A businessman plagued by nuisance phone calls offering compensation for Payment Protection Insurance has secured £220 in an out-of-court settlement.
Richard Herman, 53, was so fed up with the unwanted calls arriving from India, he decided to take matters into his own hands.
He warned the company that, in future, he would invoice them £10 for every minute of his time they used.
When the calls continued he began recording them before finally invoicing the company £195 for their use of his "time, telephone and electricity".
Upon receipt of the invoice the marketing firm acting on behalf of UK-based PPI Claimline Ltd, denied making the calls. When Mr Herman revealed he had recorded evidence, they still refused to pay.
But when Mr Herman filed a claim in the small claims court for the unpaid invoice - plus £25 in costs - the company offered to settle the debt out of court and transferred £220 into his bank account.
Mr Herman said: "I kept being called, as we all do, and I thought the only way for them to stop would be for me to speak to them and say, 'For goodness sake, take me off your list!'
"Then it occurred to me to tell them that if they call again I'll charge for my time. When they continued calling I sent them an invoice for 19.5 minutes."
To encourage others to do the same Mr Herman has set up a website with examples of covering letters and invoices to send to nuisance callers.
Even though the validity of Mr Herman's original invoice was not tested in court, he believes anyone who warns cold-calling companies they will be charged if they call, have a right to invoice them.
"I did business studies at 17 and studied 'offer-and-acceptance' so I knew a verbal contract is just as valid as a written one but harder to prove.

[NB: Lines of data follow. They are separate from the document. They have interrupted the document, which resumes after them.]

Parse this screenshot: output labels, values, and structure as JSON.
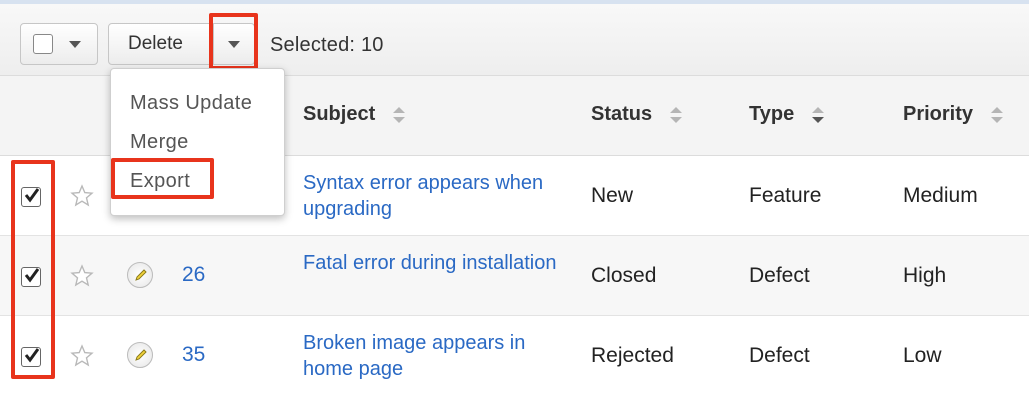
{
  "toolbar": {
    "delete_label": "Delete",
    "selected_label": "Selected:",
    "selected_count": "10"
  },
  "actions_menu": {
    "items": [
      "Mass Update",
      "Merge",
      "Export"
    ]
  },
  "table": {
    "columns": [
      "Subject",
      "Status",
      "Type",
      "Priority"
    ],
    "rows": [
      {
        "number": "",
        "subject": "Syntax error appears when upgrading",
        "status": "New",
        "type": "Feature",
        "priority": "Medium",
        "checked": true
      },
      {
        "number": "26",
        "subject": "Fatal error during installation",
        "status": "Closed",
        "type": "Defect",
        "priority": "High",
        "checked": true
      },
      {
        "number": "35",
        "subject": "Broken image appears in home page",
        "status": "Rejected",
        "type": "Defect",
        "priority": "Low",
        "checked": true
      }
    ]
  },
  "colors": {
    "link": "#2a69c4",
    "highlight": "#e8341c",
    "header_bg": "#f4f4f4"
  },
  "icons": [
    "checkbox-icon",
    "caret-down-icon",
    "star-icon",
    "pencil-icon",
    "sort-icon"
  ]
}
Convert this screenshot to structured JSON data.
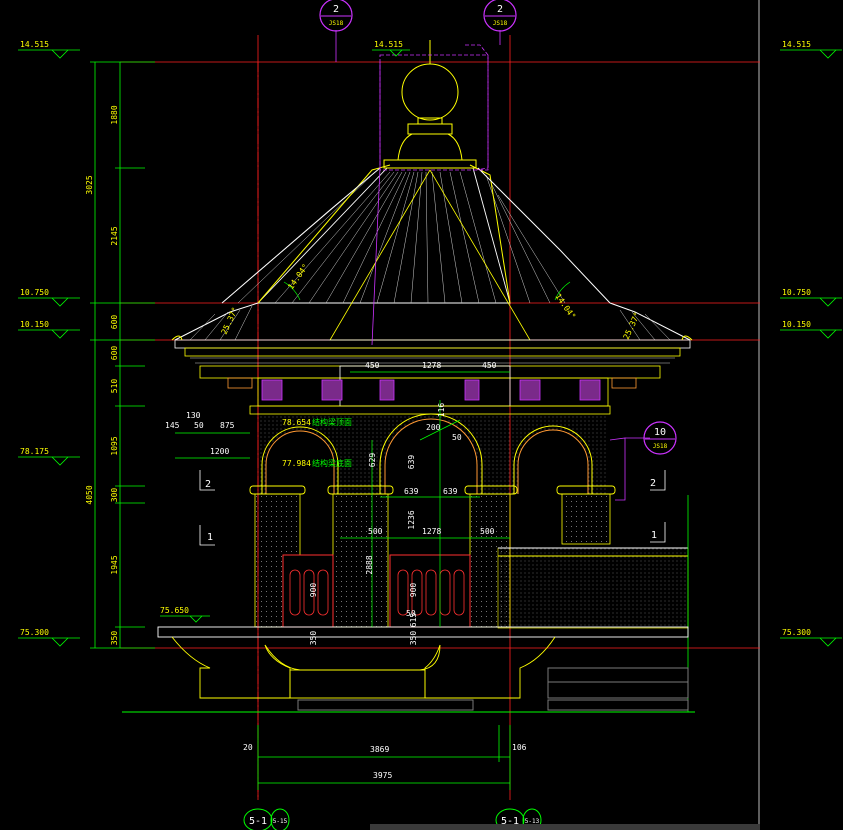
{
  "palette": {
    "background": "#000000",
    "structure": "#ffff00",
    "dimension": "#00ff00",
    "axis": "#ff2020",
    "callout": "#cc33ff",
    "roof": "#ffffff",
    "orange": "#ff9933",
    "gray": "#7a7a7a",
    "cyan": "#00ffff"
  },
  "callouts": {
    "top_left": {
      "num": "2",
      "sheet": "JS18"
    },
    "top_right": {
      "num": "2",
      "sheet": "JS18"
    },
    "right": {
      "num": "10",
      "sheet": "JS18"
    }
  },
  "levels": {
    "top": "14.515",
    "top_center": "14.515",
    "eave_upper": "10.750",
    "eave_lower": "10.150",
    "mid": "78.175",
    "base_left": "75.300",
    "base_center": "75.650"
  },
  "left_dims": {
    "outer": [
      "3025",
      "4050"
    ],
    "inner": [
      "1880",
      "2145",
      "600",
      "600",
      "510",
      "1095",
      "300",
      "1945",
      "350"
    ]
  },
  "dims": {
    "top_450_left": "450",
    "top_1278": "1278",
    "top_450_right": "450",
    "d145": "145",
    "d130": "130",
    "d50": "50",
    "d875": "875",
    "d1200": "1200",
    "mid_500_left": "500",
    "mid_1278": "1278",
    "mid_500_right": "500",
    "d639a": "639",
    "d639b": "639",
    "d1236": "1236",
    "d2888": "2888",
    "d900a": "900",
    "d900b": "900",
    "d350a": "350",
    "d350b": "350",
    "d116": "116",
    "d200": "200",
    "d50b": "50",
    "d629": "629",
    "d639v": "639",
    "d615": "615",
    "d50c": "50",
    "bottom_20": "20",
    "bottom_3869": "3869",
    "bottom_106": "106",
    "bottom_3975": "3975",
    "angle_left": "14.04°",
    "angle_right": "14.04°",
    "angle_eave_left": "25.37°",
    "angle_eave_right": "25.37°"
  },
  "labels": {
    "struct_top": "结构梁顶面",
    "struct_top_elev": "78.654",
    "struct_bottom": "结构梁底面",
    "struct_bottom_elev": "77.984",
    "section_left_upper": "2",
    "section_left_lower": "1",
    "section_right_upper": "2",
    "section_right_lower": "1"
  },
  "axes": {
    "left": "5-1",
    "left_sub": "5-15",
    "right": "5-1",
    "right_sub": "5-13"
  }
}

"The recorded calls proved I did tell them I would charge for my time if they called again".
Mr Herman, who works in the telephone industry selling call-recording equipment, said his action was a last resort after asking the Information Commissioner and the Telephone Preference Service for help.
In a statment, PPI Claimline said: "We would like to stress that all our supplier relationships are subject to strict contractual provisions requiring full compliance with all relevant regulations, including those which relate to data protection and the telephone preference service.
"We would like to draw a clear line between the two calls to Mr Herman made on behalf of PPI Claimline and any other calls he received, which were nothing to do with PPI Claimline or its suppliers."